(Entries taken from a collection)
--- START ---
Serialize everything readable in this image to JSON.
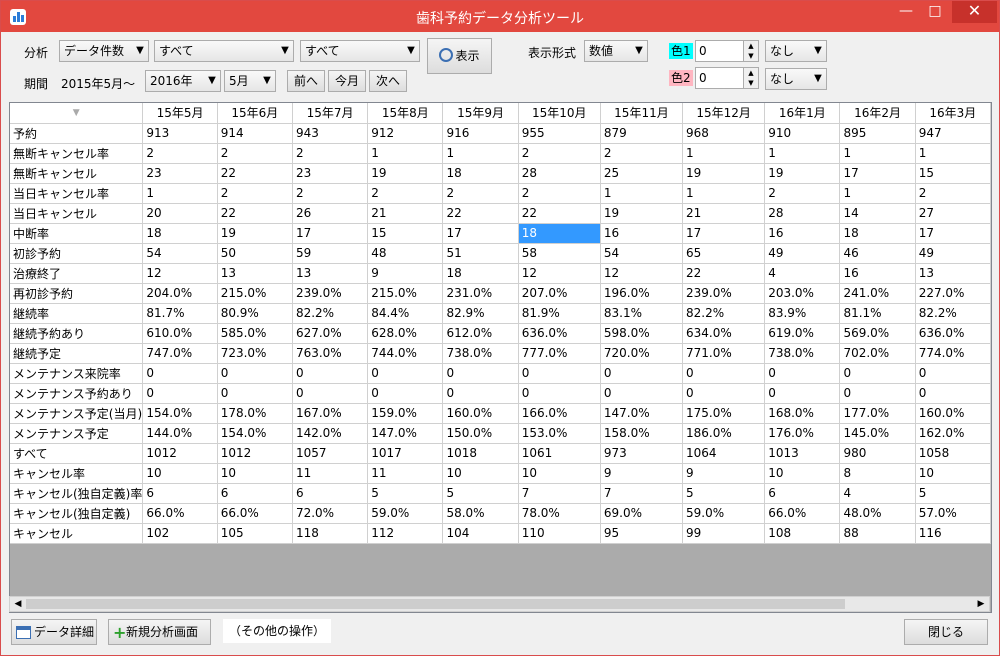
{
  "window": {
    "title": "歯科予約データ分析ツール"
  },
  "toolbar": {
    "analysis_label": "分析",
    "analysis_type": "データ件数",
    "filter1": "すべて",
    "filter2": "すべて",
    "show_button": "表示",
    "period_label": "期間",
    "period_start": "2015年5月～",
    "year": "2016年",
    "month": "5月",
    "prev_button": "前へ",
    "this_month_button": "今月",
    "next_button": "次へ",
    "display_format_label": "表示形式",
    "display_format": "数値",
    "color1_label": "色1",
    "color1_value": "0",
    "color1_option": "なし",
    "color2_label": "色2",
    "color2_value": "0",
    "color2_option": "なし",
    "color1_swatch": "#00ffff",
    "color2_swatch": "#ffb6c1"
  },
  "table": {
    "columns": [
      "15年5月",
      "15年6月",
      "15年7月",
      "15年8月",
      "15年9月",
      "15年10月",
      "15年11月",
      "15年12月",
      "16年1月",
      "16年2月",
      "16年3月"
    ],
    "rows": [
      {
        "label": "予約",
        "values": [
          "913",
          "914",
          "943",
          "912",
          "916",
          "955",
          "879",
          "968",
          "910",
          "895",
          "947"
        ]
      },
      {
        "label": "無断キャンセル率",
        "values": [
          "2",
          "2",
          "2",
          "1",
          "1",
          "2",
          "2",
          "1",
          "1",
          "1",
          "1"
        ]
      },
      {
        "label": "無断キャンセル",
        "values": [
          "23",
          "22",
          "23",
          "19",
          "18",
          "28",
          "25",
          "19",
          "19",
          "17",
          "15"
        ]
      },
      {
        "label": "当日キャンセル率",
        "values": [
          "1",
          "2",
          "2",
          "2",
          "2",
          "2",
          "1",
          "1",
          "2",
          "1",
          "2"
        ]
      },
      {
        "label": "当日キャンセル",
        "values": [
          "20",
          "22",
          "26",
          "21",
          "22",
          "22",
          "19",
          "21",
          "28",
          "14",
          "27"
        ]
      },
      {
        "label": "中断率",
        "values": [
          "18",
          "19",
          "17",
          "15",
          "17",
          "18",
          "16",
          "17",
          "16",
          "18",
          "17"
        ]
      },
      {
        "label": "初診予約",
        "values": [
          "54",
          "50",
          "59",
          "48",
          "51",
          "58",
          "54",
          "65",
          "49",
          "46",
          "49"
        ]
      },
      {
        "label": "治療終了",
        "values": [
          "12",
          "13",
          "13",
          "9",
          "18",
          "12",
          "12",
          "22",
          "4",
          "16",
          "13"
        ]
      },
      {
        "label": "再初診予約",
        "values": [
          "204.0%",
          "215.0%",
          "239.0%",
          "215.0%",
          "231.0%",
          "207.0%",
          "196.0%",
          "239.0%",
          "203.0%",
          "241.0%",
          "227.0%"
        ]
      },
      {
        "label": "継続率",
        "values": [
          "81.7%",
          "80.9%",
          "82.2%",
          "84.4%",
          "82.9%",
          "81.9%",
          "83.1%",
          "82.2%",
          "83.9%",
          "81.1%",
          "82.2%"
        ]
      },
      {
        "label": "継続予約あり",
        "values": [
          "610.0%",
          "585.0%",
          "627.0%",
          "628.0%",
          "612.0%",
          "636.0%",
          "598.0%",
          "634.0%",
          "619.0%",
          "569.0%",
          "636.0%"
        ]
      },
      {
        "label": "継続予定",
        "values": [
          "747.0%",
          "723.0%",
          "763.0%",
          "744.0%",
          "738.0%",
          "777.0%",
          "720.0%",
          "771.0%",
          "738.0%",
          "702.0%",
          "774.0%"
        ]
      },
      {
        "label": "メンテナンス来院率",
        "values": [
          "0",
          "0",
          "0",
          "0",
          "0",
          "0",
          "0",
          "0",
          "0",
          "0",
          "0"
        ]
      },
      {
        "label": "メンテナンス予約あり",
        "values": [
          "0",
          "0",
          "0",
          "0",
          "0",
          "0",
          "0",
          "0",
          "0",
          "0",
          "0"
        ]
      },
      {
        "label": "メンテナンス予定(当月)",
        "values": [
          "154.0%",
          "178.0%",
          "167.0%",
          "159.0%",
          "160.0%",
          "166.0%",
          "147.0%",
          "175.0%",
          "168.0%",
          "177.0%",
          "160.0%"
        ]
      },
      {
        "label": "メンテナンス予定",
        "values": [
          "144.0%",
          "154.0%",
          "142.0%",
          "147.0%",
          "150.0%",
          "153.0%",
          "158.0%",
          "186.0%",
          "176.0%",
          "145.0%",
          "162.0%"
        ]
      },
      {
        "label": "すべて",
        "values": [
          "1012",
          "1012",
          "1057",
          "1017",
          "1018",
          "1061",
          "973",
          "1064",
          "1013",
          "980",
          "1058"
        ]
      },
      {
        "label": "キャンセル率",
        "values": [
          "10",
          "10",
          "11",
          "11",
          "10",
          "10",
          "9",
          "9",
          "10",
          "8",
          "10"
        ]
      },
      {
        "label": "キャンセル(独自定義)率",
        "values": [
          "6",
          "6",
          "6",
          "5",
          "5",
          "7",
          "7",
          "5",
          "6",
          "4",
          "5"
        ]
      },
      {
        "label": "キャンセル(独自定義)",
        "values": [
          "66.0%",
          "66.0%",
          "72.0%",
          "59.0%",
          "58.0%",
          "78.0%",
          "69.0%",
          "59.0%",
          "66.0%",
          "48.0%",
          "57.0%"
        ]
      },
      {
        "label": "キャンセル",
        "values": [
          "102",
          "105",
          "118",
          "112",
          "104",
          "110",
          "95",
          "99",
          "108",
          "88",
          "116"
        ]
      }
    ],
    "selected": {
      "row": 5,
      "col": 5
    }
  },
  "footer": {
    "data_detail_button": "データ詳細",
    "new_analysis_button": "新規分析画面",
    "other_ops_label": "（その他の操作）",
    "close_button": "閉じる"
  },
  "icons": {
    "app": "bar-chart-icon",
    "search": "magnifier-icon",
    "table": "table-icon",
    "add": "plus-icon"
  }
}
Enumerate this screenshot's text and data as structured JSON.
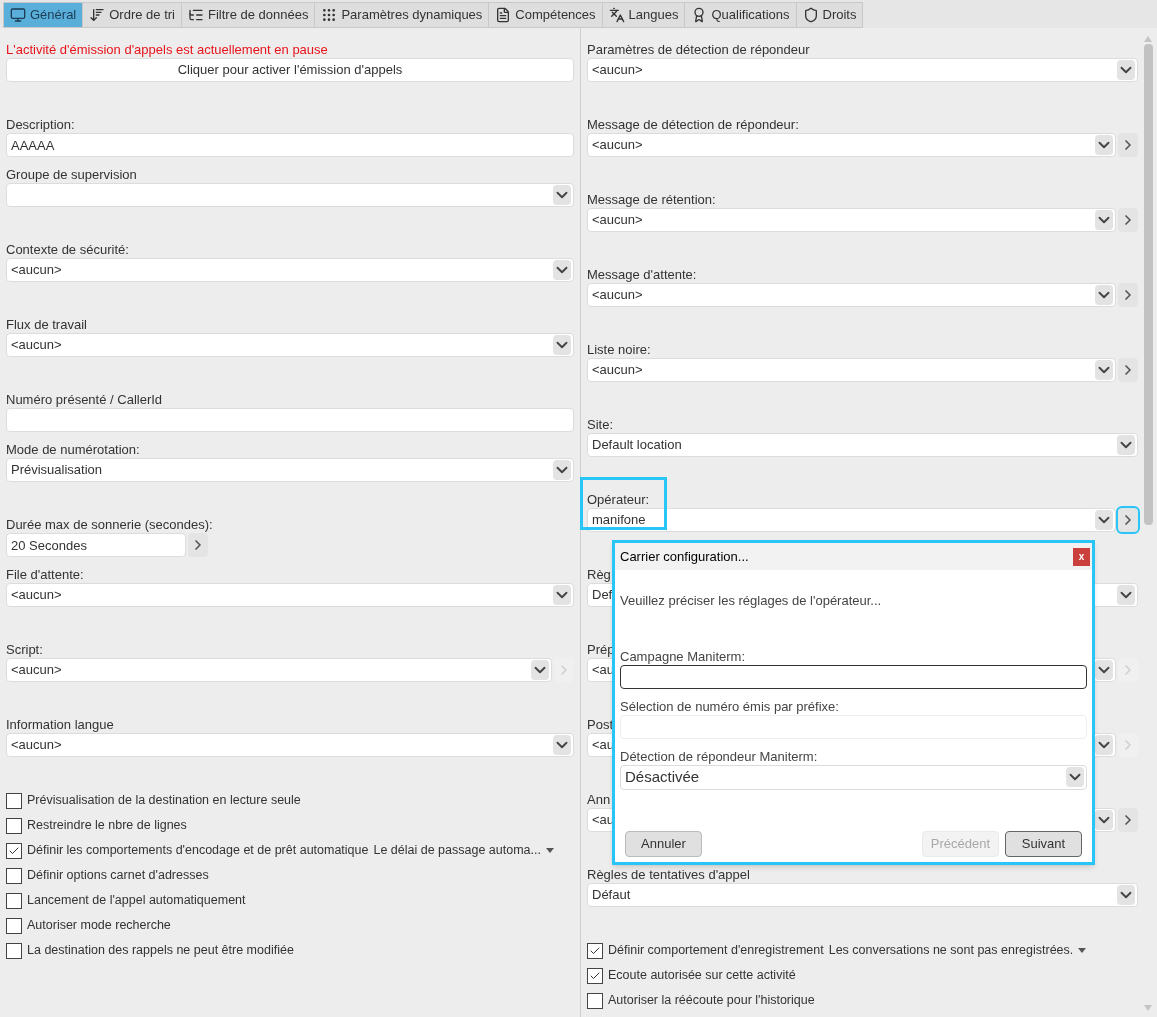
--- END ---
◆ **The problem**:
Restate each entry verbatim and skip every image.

◆ **Answer space**:
Serialize everything readable in this image to JSON.
{
  "window": {
    "title": "歯科予約データ分析ツール"
  },
  "toolbar": {
    "analysis_label": "分析",
    "analysis_type": "データ件数",
    "filter1": "すべて",
    "filter2": "すべて",
    "show_button": "表示",
    "period_label": "期間",
    "period_start": "2015年5月～",
    "year": "2016年",
    "month": "5月",
    "prev_button": "前へ",
    "this_month_button": "今月",
    "next_button": "次へ",
    "display_format_label": "表示形式",
    "display_format": "数値",
    "color1_label": "色1",
    "color1_value": "0",
    "color1_option": "なし",
    "color2_label": "色2",
    "color2_value": "0",
    "color2_option": "なし",
    "color1_swatch": "#00ffff",
    "color2_swatch": "#ffb6c1"
  },
  "table": {
    "columns": [
      "15年5月",
      "15年6月",
      "15年7月",
      "15年8月",
      "15年9月",
      "15年10月",
      "15年11月",
      "15年12月",
      "16年1月",
      "16年2月",
      "16年3月"
    ],
    "rows": [
      {
        "label": "予約",
        "values": [
          "913",
          "914",
          "943",
          "912",
          "916",
          "955",
          "879",
          "968",
          "910",
          "895",
          "947"
        ]
      },
      {
        "label": "無断キャンセル率",
        "values": [
          "2",
          "2",
          "2",
          "1",
          "1",
          "2",
          "2",
          "1",
          "1",
          "1",
          "1"
        ]
      },
      {
        "label": "無断キャンセル",
        "values": [
          "23",
          "22",
          "23",
          "19",
          "18",
          "28",
          "25",
          "19",
          "19",
          "17",
          "15"
        ]
      },
      {
        "label": "当日キャンセル率",
        "values": [
          "1",
          "2",
          "2",
          "2",
          "2",
          "2",
          "1",
          "1",
          "2",
          "1",
          "2"
        ]
      },
      {
        "label": "当日キャンセル",
        "values": [
          "20",
          "22",
          "26",
          "21",
          "22",
          "22",
          "19",
          "21",
          "28",
          "14",
          "27"
        ]
      },
      {
        "label": "中断率",
        "values": [
          "18",
          "19",
          "17",
          "15",
          "17",
          "18",
          "16",
          "17",
          "16",
          "18",
          "17"
        ]
      },
      {
        "label": "初診予約",
        "values": [
          "54",
          "50",
          "59",
          "48",
          "51",
          "58",
          "54",
          "65",
          "49",
          "46",
          "49"
        ]
      },
      {
        "label": "治療終了",
        "values": [
          "12",
          "13",
          "13",
          "9",
          "18",
          "12",
          "12",
          "22",
          "4",
          "16",
          "13"
        ]
      },
      {
        "label": "再初診予約",
        "values": [
          "204.0%",
          "215.0%",
          "239.0%",
          "215.0%",
          "231.0%",
          "207.0%",
          "196.0%",
          "239.0%",
          "203.0%",
          "241.0%",
          "227.0%"
        ]
      },
      {
        "label": "継続率",
        "values": [
          "81.7%",
          "80.9%",
          "82.2%",
          "84.4%",
          "82.9%",
          "81.9%",
          "83.1%",
          "82.2%",
          "83.9%",
          "81.1%",
          "82.2%"
        ]
      },
      {
        "label": "継続予約あり",
        "values": [
          "610.0%",
          "585.0%",
          "627.0%",
          "628.0%",
          "612.0%",
          "636.0%",
          "598.0%",
          "634.0%",
          "619.0%",
          "569.0%",
          "636.0%"
        ]
      },
      {
        "label": "継続予定",
        "values": [
          "747.0%",
          "723.0%",
          "763.0%",
          "744.0%",
          "738.0%",
          "777.0%",
          "720.0%",
          "771.0%",
          "738.0%",
          "702.0%",
          "774.0%"
        ]
      },
      {
        "label": "メンテナンス来院率",
        "values": [
          "0",
          "0",
          "0",
          "0",
          "0",
          "0",
          "0",
          "0",
          "0",
          "0",
          "0"
        ]
      },
      {
        "label": "メンテナンス予約あり",
        "values": [
          "0",
          "0",
          "0",
          "0",
          "0",
          "0",
          "0",
          "0",
          "0",
          "0",
          "0"
        ]
      },
      {
        "label": "メンテナンス予定(当月)",
        "values": [
          "154.0%",
          "178.0%",
          "167.0%",
          "159.0%",
          "160.0%",
          "166.0%",
          "147.0%",
          "175.0%",
          "168.0%",
          "177.0%",
          "160.0%"
        ]
      },
      {
        "label": "メンテナンス予定",
        "values": [
          "144.0%",
          "154.0%",
          "142.0%",
          "147.0%",
          "150.0%",
          "153.0%",
          "158.0%",
          "186.0%",
          "176.0%",
          "145.0%",
          "162.0%"
        ]
      },
      {
        "label": "すべて",
        "values": [
          "1012",
          "1012",
          "1057",
          "1017",
          "1018",
          "1061",
          "973",
          "1064",
          "1013",
          "980",
          "1058"
        ]
      },
      {
        "label": "キャンセル率",
        "values": [
          "10",
          "10",
          "11",
          "11",
          "10",
          "10",
          "9",
          "9",
          "10",
          "8",
          "10"
        ]
      },
      {
        "label": "キャンセル(独自定義)率",
        "values": [
          "6",
          "6",
          "6",
          "5",
          "5",
          "7",
          "7",
          "5",
          "6",
          "4",
          "5"
        ]
      },
      {
        "label": "キャンセル(独自定義)",
        "values": [
          "66.0%",
          "66.0%",
          "72.0%",
          "59.0%",
          "58.0%",
          "78.0%",
          "69.0%",
          "59.0%",
          "66.0%",
          "48.0%",
          "57.0%"
        ]
      },
      {
        "label": "キャンセル",
        "values": [
          "102",
          "105",
          "118",
          "112",
          "104",
          "110",
          "95",
          "99",
          "108",
          "88",
          "116"
        ]
      }
    ],
    "selected": {
      "row": 5,
      "col": 5
    }
  },
  "footer": {
    "data_detail_button": "データ詳細",
    "new_analysis_button": "新規分析画面",
    "other_ops_label": "（その他の操作）",
    "close_button": "閉じる"
  },
  "icons": {
    "app": "bar-chart-icon",
    "search": "magnifier-icon",
    "table": "table-icon",
    "add": "plus-icon"
  }
}
Enumerate this screenshot's text and data as structured JSON.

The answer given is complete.